The rapidly changing world that we have encountered since the pandemic demands new ways of thinking about project management. It also necessitates some courageous conversations around the role of projects in this brave new world that do not revolve around earned value, comprehensive contracts or scheduling methods.
However, this is not entirely new. The seventh edition of the APM Body of Knowledge, which predates the pandemic, devotes its initial chapter to explaining how senior executives can shape and transform organisations and their wider contexts through projects, programmes and portfolios.
Perhaps, the biggest lesson from the pandemic is the ultimate proof that major initiatives are critical in resetting society and pivoting towards a new reality. Projects make a difference.
A shared outlook and a common starting point
The recently published Harvard Business Review Project Management Handbook concurs that project-based work is the engine driving change and progress. The publication of the handbook represents a significant landmark, refocusing attention on the critical role of projects in generating the major achievements of civilisation.
The book heralds the rise of the project economy, where projects become the principal means for creating value. Its author, Antonio Nieto-Rodriguez, draws on his experience as a practitioner, educator, mentor and passionate advocate of the power and potential of projects, setting himself the unenviable task of creating the first project management book for everyone.
Universalism requires a common starting point. Nieto-Rodriguez eschews the complex and technical descriptions that typically adorn project management tomes, opting instead for a pragmatic, case-illustrated and hands-on way of explaining projects in a way that would chime with project managers and senior executives alike. The book develops a shared outlook, a simple framework presented as a project canvas and a common language that can be applied by all stakeholders.
Starting with purpose
The Harvard Business Review Project Management Handbook comprises 12 chapters divided into four parts. The first part of the book sets the scene by providing definitions, exploring different characteristics and a range of approaches encompassing programme management, megaprojects and agility. The second is focused on the project canvas that defines the project through the purpose, people (including stakeholders and sponsors) and creation, explaining the essential elements of a project.
A key lesson from many failures is that projects need to start right, and the canvas provides a solid departure point for project work. Moreover, starting with purpose duly recognises the importance of benefits, value and the impacts derived from a project.
The third part of the book explores the capabilities needed for success, featuring: leadership and sponsorship, selection and prioritisation, governance, and the need to become more agile and adaptive. The final part aims to connect projects to essential organisational and societal mega-trends, including crisis management, artificial intelligence, diversity and sustainability.
Readers may be keen to know if the overarching ambition to provide a common way of thinking about projects works. The short answer is yes; the book provides the basis for important new discourse around projects and their increasingly critical role in enabling organisations and society. It offers a fresh, stimulating and informed perspective.

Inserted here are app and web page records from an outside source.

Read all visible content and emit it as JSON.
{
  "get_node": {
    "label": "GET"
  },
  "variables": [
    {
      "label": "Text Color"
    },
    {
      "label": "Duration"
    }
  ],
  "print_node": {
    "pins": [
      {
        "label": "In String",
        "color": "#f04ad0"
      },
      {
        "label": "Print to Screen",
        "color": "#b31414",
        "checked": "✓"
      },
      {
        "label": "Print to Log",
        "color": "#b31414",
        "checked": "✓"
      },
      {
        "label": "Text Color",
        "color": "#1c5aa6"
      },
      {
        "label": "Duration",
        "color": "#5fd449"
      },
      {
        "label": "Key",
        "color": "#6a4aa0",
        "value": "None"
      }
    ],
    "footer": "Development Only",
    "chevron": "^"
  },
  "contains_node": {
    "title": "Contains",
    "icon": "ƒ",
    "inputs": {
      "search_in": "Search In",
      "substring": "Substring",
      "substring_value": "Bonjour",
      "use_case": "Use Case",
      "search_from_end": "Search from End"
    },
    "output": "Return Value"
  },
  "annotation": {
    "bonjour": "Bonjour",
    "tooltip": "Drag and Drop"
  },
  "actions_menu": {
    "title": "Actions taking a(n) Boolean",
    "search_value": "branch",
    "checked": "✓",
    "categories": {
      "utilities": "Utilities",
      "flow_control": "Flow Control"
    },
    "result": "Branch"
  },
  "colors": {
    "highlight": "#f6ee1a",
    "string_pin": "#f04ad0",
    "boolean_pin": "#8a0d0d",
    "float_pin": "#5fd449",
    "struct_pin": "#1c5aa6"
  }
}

By embracing the challenges, rethinking our projects and recognising their role in sustaining a better future, Nieto-Rodriguez makes an important new contribution to the project management literature ensuring that senior managers are able to obtain a fresh understanding of the power of projects.
For more book and podcast reviews and recommendations, be sure to check out the winter 2021 edition of Project journal, an exclusive benefit for APM members.